PROBLEM DESCRIPTION: Look over the entries and say how many lines include the word "JSON". Only the number, please.

STORED DATA:

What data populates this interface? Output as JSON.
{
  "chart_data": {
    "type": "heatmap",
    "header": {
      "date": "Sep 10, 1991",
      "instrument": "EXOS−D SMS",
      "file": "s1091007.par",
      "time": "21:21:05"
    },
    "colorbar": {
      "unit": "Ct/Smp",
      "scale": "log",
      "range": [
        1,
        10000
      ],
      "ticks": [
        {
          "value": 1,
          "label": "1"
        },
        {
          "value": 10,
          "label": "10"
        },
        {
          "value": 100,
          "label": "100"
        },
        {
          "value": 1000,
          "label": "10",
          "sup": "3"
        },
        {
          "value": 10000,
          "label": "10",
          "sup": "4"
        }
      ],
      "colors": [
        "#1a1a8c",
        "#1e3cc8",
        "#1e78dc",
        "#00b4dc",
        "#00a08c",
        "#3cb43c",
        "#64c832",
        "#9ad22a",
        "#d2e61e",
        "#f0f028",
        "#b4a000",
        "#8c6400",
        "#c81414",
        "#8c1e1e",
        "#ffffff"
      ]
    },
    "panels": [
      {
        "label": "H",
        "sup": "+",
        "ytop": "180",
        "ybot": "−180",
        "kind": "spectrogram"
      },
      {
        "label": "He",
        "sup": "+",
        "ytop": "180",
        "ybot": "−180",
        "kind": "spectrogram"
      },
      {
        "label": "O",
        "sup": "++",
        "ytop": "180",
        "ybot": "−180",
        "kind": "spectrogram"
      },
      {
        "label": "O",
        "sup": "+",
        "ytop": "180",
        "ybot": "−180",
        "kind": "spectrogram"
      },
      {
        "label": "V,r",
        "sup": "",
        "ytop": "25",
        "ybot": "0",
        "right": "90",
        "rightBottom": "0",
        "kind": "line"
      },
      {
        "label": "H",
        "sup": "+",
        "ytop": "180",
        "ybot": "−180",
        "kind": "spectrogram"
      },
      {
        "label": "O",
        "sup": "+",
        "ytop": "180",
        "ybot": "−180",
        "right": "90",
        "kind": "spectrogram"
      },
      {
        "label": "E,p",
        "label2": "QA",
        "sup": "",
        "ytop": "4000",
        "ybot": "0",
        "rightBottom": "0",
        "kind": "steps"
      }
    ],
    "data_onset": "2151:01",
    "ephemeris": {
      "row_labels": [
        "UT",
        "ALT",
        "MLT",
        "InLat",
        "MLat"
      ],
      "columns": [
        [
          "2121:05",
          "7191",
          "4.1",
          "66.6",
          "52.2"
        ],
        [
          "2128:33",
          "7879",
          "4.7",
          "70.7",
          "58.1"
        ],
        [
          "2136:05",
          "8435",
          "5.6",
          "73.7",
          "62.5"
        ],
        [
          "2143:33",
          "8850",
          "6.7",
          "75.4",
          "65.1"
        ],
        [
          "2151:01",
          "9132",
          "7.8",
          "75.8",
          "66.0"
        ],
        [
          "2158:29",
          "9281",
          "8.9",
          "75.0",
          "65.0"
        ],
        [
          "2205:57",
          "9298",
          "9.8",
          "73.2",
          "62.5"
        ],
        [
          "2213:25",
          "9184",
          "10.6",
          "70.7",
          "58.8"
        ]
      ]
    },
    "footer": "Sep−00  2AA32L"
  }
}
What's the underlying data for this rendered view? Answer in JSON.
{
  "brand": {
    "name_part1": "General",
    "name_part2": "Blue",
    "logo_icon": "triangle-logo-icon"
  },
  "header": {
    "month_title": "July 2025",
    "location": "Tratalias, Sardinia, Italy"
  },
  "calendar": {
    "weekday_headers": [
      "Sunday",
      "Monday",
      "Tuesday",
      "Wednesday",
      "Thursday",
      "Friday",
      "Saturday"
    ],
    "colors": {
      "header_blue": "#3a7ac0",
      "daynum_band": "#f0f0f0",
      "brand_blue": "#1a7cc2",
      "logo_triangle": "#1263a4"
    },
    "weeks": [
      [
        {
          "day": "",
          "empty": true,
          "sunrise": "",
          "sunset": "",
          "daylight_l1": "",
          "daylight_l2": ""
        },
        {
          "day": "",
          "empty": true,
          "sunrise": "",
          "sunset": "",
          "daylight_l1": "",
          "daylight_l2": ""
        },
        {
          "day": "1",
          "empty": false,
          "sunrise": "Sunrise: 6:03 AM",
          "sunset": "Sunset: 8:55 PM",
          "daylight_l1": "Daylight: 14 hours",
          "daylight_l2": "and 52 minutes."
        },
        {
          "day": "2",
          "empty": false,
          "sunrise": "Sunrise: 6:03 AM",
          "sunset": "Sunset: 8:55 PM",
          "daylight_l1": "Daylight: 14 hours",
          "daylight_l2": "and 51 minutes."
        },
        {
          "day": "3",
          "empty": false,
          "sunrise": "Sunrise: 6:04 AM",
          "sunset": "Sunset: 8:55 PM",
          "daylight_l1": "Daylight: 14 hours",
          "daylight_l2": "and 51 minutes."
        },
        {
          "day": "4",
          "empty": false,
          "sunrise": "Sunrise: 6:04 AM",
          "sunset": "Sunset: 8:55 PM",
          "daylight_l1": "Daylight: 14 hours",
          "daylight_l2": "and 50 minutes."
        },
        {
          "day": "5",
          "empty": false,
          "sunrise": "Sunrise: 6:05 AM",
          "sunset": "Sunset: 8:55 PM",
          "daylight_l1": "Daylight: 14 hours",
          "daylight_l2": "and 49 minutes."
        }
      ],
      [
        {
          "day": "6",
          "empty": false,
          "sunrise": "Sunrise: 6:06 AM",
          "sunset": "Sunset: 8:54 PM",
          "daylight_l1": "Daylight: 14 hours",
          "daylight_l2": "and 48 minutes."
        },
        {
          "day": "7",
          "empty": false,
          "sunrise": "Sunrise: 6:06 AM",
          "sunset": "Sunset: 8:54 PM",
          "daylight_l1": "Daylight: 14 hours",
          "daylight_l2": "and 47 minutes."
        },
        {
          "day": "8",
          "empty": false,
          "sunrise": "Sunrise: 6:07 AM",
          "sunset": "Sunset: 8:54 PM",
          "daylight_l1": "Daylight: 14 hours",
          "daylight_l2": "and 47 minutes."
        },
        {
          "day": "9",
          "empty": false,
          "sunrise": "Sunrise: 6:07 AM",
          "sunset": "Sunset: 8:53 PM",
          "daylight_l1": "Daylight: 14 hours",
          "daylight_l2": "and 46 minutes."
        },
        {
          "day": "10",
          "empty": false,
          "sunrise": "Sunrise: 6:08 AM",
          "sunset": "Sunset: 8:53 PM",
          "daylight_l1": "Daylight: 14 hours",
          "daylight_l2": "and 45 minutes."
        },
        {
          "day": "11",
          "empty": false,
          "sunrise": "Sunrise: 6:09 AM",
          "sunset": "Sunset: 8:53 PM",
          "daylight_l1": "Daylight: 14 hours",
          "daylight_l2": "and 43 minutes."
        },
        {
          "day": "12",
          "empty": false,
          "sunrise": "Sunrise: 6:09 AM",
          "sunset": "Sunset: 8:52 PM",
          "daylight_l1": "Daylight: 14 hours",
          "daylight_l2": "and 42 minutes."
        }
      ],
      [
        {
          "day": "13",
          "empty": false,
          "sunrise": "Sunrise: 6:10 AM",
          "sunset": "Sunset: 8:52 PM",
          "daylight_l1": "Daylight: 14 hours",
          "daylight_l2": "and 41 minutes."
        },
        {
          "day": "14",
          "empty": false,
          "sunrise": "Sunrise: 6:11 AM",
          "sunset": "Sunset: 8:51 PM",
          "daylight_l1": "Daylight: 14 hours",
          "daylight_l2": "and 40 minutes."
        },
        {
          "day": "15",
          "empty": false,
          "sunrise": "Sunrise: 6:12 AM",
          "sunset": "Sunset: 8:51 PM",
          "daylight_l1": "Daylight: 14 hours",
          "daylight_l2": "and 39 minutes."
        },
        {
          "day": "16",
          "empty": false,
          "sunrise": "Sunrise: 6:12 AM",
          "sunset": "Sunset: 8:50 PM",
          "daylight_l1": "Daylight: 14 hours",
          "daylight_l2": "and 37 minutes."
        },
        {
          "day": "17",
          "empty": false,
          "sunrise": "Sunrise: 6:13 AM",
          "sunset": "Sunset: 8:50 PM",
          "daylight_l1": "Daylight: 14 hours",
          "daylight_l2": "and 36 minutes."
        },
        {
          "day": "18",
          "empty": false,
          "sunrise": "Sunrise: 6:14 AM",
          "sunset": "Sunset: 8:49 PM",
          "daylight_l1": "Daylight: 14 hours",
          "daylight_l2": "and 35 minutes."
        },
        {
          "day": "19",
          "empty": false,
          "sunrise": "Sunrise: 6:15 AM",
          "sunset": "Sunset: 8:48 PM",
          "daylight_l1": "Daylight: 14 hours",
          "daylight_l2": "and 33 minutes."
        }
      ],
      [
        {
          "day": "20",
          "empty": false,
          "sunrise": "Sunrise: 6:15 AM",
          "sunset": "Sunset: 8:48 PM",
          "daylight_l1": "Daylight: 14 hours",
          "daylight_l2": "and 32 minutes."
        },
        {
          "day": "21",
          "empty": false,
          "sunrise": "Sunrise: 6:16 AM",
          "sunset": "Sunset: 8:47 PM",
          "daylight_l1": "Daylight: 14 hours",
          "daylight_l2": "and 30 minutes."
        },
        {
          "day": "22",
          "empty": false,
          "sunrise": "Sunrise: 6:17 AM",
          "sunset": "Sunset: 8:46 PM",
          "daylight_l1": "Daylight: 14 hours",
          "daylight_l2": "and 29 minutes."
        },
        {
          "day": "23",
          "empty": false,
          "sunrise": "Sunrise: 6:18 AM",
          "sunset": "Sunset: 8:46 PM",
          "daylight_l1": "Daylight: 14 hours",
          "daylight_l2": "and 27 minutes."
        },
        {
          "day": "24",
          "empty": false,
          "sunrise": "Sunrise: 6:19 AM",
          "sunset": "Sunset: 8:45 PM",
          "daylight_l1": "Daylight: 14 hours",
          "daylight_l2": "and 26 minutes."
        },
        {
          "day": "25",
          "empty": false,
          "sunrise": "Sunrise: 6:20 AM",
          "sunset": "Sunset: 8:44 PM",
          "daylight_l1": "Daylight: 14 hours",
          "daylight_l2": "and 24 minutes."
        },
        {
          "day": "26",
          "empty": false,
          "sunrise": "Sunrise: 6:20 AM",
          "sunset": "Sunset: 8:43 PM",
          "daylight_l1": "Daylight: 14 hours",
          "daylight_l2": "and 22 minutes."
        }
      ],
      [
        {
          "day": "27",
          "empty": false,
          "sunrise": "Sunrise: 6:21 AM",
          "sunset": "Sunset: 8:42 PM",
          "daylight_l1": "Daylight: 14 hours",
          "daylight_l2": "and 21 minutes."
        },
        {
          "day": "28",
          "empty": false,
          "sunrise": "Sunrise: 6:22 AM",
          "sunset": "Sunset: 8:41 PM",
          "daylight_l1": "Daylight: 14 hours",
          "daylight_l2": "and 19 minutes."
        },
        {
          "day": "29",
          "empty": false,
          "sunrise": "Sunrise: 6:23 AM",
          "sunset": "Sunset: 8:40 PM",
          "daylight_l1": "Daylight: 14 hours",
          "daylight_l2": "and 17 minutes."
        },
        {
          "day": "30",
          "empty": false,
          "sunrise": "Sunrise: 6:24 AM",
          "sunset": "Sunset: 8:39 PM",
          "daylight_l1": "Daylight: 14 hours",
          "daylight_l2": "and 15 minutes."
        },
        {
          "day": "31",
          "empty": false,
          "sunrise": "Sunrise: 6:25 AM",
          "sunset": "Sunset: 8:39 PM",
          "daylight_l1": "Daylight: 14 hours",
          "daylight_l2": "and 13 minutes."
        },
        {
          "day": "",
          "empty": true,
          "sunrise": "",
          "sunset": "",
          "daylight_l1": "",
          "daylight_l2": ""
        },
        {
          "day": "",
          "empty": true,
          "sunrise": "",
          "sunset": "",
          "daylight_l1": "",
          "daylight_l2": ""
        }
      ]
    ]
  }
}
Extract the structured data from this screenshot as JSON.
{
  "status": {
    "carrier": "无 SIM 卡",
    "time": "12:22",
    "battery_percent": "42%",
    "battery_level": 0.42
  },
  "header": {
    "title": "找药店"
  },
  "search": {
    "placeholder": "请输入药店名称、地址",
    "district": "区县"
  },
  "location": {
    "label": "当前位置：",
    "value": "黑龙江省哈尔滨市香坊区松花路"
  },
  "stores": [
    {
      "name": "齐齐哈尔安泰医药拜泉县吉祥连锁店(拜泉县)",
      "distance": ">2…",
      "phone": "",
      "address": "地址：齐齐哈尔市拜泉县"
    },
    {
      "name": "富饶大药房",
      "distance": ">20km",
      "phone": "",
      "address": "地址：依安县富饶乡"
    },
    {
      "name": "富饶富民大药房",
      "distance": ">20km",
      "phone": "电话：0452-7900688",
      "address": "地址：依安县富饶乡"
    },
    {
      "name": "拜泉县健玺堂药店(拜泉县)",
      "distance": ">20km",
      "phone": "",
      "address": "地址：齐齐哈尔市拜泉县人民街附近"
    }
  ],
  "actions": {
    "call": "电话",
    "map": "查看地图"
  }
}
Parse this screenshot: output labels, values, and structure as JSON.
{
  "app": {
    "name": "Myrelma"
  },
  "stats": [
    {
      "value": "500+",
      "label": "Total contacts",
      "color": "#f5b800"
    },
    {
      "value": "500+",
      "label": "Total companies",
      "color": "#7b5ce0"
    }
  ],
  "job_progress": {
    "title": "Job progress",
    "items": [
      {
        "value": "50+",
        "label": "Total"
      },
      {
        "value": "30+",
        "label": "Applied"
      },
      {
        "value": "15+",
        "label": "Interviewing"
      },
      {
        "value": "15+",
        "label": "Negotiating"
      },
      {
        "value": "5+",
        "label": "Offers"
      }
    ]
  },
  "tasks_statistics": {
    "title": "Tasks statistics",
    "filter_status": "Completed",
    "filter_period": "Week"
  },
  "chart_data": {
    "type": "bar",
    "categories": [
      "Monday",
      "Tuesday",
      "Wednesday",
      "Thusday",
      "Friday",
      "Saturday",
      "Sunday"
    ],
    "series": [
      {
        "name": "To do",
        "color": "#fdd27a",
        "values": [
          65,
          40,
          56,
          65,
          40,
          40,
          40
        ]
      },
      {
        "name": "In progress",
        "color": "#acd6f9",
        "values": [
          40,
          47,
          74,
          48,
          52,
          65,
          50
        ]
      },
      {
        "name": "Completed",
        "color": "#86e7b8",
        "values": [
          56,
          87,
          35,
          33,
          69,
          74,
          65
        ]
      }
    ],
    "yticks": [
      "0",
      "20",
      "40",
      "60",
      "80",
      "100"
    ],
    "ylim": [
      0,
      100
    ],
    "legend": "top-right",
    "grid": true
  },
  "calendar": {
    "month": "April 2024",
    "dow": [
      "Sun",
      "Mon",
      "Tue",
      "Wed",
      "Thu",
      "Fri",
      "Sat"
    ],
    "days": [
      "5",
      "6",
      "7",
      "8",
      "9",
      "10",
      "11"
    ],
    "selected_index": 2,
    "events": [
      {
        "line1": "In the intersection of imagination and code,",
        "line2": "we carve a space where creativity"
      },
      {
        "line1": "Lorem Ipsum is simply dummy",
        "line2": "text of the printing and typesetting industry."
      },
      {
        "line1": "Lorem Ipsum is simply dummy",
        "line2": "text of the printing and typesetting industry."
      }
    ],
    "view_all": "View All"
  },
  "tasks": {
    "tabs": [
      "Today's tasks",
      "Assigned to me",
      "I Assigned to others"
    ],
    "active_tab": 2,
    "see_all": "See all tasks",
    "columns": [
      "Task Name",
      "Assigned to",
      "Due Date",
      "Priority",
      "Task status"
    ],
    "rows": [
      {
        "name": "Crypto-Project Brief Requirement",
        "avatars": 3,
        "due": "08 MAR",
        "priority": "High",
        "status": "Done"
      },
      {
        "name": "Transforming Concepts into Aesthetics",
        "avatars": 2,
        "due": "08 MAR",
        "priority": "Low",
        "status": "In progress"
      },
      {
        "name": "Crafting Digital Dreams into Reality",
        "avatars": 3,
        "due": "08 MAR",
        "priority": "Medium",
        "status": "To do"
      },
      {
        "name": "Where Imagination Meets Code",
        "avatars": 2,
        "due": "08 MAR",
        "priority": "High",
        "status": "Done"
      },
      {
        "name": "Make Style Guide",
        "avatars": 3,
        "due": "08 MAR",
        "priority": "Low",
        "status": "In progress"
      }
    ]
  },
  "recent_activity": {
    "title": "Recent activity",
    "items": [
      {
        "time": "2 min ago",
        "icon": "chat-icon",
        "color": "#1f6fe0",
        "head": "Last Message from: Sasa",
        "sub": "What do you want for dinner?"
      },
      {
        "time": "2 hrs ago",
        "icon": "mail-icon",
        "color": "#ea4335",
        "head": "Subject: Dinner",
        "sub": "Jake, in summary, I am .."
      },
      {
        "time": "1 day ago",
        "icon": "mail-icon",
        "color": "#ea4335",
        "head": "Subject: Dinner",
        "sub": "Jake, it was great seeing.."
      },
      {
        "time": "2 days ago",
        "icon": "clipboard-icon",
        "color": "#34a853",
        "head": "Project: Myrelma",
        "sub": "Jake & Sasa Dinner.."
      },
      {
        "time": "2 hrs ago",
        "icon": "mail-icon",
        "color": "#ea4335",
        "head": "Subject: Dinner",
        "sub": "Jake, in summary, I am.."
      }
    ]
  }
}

YOUR RESPONSE: 4